|Funding:||Total Award Amount: $2,099,917|
|Award Information:||PCORI: More information and project results (when completed)|
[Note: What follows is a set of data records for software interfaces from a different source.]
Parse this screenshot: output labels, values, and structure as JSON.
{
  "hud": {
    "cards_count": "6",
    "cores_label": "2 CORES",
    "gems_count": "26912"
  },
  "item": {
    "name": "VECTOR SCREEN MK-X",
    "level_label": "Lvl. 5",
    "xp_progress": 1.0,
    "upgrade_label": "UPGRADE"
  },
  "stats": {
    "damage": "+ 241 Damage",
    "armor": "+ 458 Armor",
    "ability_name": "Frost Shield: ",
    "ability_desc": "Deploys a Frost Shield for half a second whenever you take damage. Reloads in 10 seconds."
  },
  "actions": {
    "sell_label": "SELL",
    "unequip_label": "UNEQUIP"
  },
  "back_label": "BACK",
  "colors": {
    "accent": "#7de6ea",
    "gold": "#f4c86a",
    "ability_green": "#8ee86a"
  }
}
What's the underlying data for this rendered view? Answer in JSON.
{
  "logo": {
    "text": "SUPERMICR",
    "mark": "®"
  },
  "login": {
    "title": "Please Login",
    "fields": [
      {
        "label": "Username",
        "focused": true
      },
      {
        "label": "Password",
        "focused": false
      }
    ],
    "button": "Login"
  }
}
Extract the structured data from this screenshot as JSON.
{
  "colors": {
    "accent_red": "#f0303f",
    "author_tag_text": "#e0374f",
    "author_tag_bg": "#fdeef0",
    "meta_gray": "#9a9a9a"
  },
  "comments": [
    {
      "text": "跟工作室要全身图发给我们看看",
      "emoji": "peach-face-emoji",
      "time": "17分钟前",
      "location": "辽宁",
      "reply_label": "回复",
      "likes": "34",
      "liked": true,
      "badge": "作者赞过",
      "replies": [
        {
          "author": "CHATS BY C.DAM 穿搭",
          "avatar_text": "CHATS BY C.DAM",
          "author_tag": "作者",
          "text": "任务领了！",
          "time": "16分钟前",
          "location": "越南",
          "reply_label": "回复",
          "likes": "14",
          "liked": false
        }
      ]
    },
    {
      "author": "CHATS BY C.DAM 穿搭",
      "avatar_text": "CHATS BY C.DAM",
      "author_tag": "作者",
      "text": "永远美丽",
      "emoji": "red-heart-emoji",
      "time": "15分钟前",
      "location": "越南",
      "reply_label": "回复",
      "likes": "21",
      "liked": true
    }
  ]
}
|Abstract:||Black women have the highest prevalence of obesity in the U.S. More than half (56.6%) of black women have obesity. This disease increases the likelihood of having diabetes and other chronic diseases, and decreases quality of life and life expectancy. The U.S. Preventive Services Task Force recommends that all adults who have obesity participate in an evidence-based, intensive, multicomponent behavioral treatment for this disease. Such treatment has been shown to produce clinically significant weight loss among patients; however, this weight loss is typically not sustained over time. Patients at the primary care clinics in our pilot study and health care professionals nationally agree that treatment of obesity should be occurring and evaluated in primary care settings. A major research gap is the lack of evidence that the treatment for obesity recommended by the Task Force is effective within primary care settings and with black women patients at these settings. Another research gap is the lack of research to identify an effective role for physicians in treating obesity given their busy schedules. A third research gap is the absence of research to identify an effective way of integrating community health workers (CHWs) into primary care settings to assist physicians and other providers with health promotion/care such as obesity treatment. The proposed study addresses these research gaps and the views of patients in our pilot study that they wanted culturally sensitive obesity treatments that produce and sustain weight loss and include having their providers talk with them about their weight in culturally sensitive/respectful ways. We will test the effectiveness of a culturally sensitive, evidence-based, intense, multi-component, behavioral program for treating obesity called Health SmartTM when this program is (a) implemented for 6 months in 20 primary care clinics by health care team integrated CHWs with black women patients who have obesity and (b) followed by either of two physician implemented behavioral counseling programs to prevent weight gain that are implemented quarterly over 12 months. Specifically, we will compare the effects on weight loss and weight loss maintenance of (1) Health Smart plus the Patient-centered Culturally Sensitive Weight Loss Maintenance Program and (2) Health Smart plus the Standard Behavioral Weight Loss Maintenance Program. We expect that (a) the first of these programs will result in significantly greater weight loss and weight loss maintenance and (b) that the model used to integrate CHWs into the health care team at each clinic will result in high ratings of this integration by the CHWs and other clinic staff involved with this study. This study is important to black women patients because it tests an obesity treatment of interest to such patients. Patients and other stakeholder partners will be involved in planning and implementing the study and in analyzing and disseminating study results.|
|Record History:||('2018: Project extended to 2022.',)|